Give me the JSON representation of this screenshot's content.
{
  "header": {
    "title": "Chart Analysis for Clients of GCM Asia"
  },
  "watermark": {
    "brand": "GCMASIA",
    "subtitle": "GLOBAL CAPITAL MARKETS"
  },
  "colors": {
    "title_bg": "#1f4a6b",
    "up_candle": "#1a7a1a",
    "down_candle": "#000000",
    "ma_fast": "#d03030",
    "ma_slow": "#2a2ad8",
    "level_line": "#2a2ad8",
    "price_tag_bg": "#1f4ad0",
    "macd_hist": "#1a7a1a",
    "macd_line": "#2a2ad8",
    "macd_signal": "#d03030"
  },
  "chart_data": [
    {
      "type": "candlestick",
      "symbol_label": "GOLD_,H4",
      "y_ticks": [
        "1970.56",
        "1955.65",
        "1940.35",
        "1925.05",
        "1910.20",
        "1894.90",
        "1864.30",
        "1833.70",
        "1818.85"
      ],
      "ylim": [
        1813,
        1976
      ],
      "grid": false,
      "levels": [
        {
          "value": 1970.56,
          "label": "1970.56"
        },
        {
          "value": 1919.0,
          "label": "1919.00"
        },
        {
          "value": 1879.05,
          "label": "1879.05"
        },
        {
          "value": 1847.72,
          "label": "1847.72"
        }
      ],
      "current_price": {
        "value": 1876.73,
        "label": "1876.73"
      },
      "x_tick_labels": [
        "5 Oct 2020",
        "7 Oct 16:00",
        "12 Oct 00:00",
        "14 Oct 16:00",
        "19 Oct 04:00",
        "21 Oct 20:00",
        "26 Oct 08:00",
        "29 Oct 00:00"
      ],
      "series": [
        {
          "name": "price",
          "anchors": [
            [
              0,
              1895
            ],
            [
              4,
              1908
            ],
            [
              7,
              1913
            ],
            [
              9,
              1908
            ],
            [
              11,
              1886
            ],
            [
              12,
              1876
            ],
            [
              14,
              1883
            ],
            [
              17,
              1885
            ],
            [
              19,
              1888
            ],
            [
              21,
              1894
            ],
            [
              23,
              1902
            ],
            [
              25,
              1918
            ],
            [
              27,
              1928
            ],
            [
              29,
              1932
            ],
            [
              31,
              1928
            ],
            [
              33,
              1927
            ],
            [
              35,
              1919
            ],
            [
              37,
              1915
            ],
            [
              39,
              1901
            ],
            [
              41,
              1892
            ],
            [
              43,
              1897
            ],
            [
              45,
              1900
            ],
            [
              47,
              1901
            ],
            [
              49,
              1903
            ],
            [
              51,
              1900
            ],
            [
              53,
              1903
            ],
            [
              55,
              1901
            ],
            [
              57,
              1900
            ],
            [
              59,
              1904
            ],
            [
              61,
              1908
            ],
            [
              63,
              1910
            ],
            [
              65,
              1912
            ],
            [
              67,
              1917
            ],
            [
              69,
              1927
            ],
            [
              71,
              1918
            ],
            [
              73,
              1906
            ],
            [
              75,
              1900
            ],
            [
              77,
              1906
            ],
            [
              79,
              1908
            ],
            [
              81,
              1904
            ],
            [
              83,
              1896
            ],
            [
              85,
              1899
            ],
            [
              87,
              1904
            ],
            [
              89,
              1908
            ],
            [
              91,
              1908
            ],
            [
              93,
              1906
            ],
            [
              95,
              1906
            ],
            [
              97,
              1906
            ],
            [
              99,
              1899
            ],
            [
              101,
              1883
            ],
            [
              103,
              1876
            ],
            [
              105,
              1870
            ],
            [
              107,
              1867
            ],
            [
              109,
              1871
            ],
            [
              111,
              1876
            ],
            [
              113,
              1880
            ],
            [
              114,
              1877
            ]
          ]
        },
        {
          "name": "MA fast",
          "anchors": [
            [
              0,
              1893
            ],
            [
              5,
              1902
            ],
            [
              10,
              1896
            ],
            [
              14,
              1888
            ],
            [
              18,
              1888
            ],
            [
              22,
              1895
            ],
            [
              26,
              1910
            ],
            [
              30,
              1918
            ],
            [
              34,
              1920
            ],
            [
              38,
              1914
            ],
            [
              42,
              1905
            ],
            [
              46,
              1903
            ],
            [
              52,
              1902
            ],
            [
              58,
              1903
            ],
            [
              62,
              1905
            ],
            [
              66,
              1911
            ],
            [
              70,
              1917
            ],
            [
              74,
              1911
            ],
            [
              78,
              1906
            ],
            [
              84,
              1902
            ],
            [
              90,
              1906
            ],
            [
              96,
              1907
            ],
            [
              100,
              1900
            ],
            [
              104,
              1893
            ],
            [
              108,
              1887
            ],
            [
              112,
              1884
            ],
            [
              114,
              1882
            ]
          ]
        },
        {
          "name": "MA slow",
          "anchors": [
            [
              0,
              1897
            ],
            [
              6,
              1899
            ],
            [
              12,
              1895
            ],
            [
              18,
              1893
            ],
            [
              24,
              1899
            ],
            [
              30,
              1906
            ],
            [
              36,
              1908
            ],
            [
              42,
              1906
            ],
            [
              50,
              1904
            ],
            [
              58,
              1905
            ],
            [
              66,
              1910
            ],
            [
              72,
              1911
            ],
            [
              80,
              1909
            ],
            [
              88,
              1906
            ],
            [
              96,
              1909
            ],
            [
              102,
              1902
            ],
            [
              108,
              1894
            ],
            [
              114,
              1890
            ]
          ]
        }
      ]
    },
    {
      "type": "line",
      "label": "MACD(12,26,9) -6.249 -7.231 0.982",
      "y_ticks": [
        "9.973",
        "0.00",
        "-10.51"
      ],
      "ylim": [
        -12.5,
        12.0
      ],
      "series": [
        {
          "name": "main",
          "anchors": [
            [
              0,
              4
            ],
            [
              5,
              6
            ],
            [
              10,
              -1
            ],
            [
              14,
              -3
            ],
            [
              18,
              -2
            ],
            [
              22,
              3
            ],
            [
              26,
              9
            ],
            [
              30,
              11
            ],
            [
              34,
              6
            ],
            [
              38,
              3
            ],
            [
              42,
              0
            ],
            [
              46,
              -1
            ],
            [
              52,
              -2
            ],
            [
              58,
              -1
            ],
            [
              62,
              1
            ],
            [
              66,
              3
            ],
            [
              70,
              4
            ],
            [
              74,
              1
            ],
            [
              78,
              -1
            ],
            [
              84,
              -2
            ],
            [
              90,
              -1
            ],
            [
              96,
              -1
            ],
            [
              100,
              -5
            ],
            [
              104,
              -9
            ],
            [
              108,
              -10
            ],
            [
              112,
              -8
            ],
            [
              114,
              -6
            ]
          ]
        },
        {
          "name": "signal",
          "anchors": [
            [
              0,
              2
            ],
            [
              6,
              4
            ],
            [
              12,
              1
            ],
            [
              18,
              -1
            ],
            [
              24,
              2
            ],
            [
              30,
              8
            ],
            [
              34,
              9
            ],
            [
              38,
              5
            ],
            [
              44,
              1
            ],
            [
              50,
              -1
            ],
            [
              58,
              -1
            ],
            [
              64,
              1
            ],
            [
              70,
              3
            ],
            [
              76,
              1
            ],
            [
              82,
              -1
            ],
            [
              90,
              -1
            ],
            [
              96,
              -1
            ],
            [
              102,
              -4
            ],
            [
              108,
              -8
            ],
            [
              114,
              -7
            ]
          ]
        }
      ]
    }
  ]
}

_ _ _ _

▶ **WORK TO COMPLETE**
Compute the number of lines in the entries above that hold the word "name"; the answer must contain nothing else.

▶ **ANSWER TO THIS TASK**
5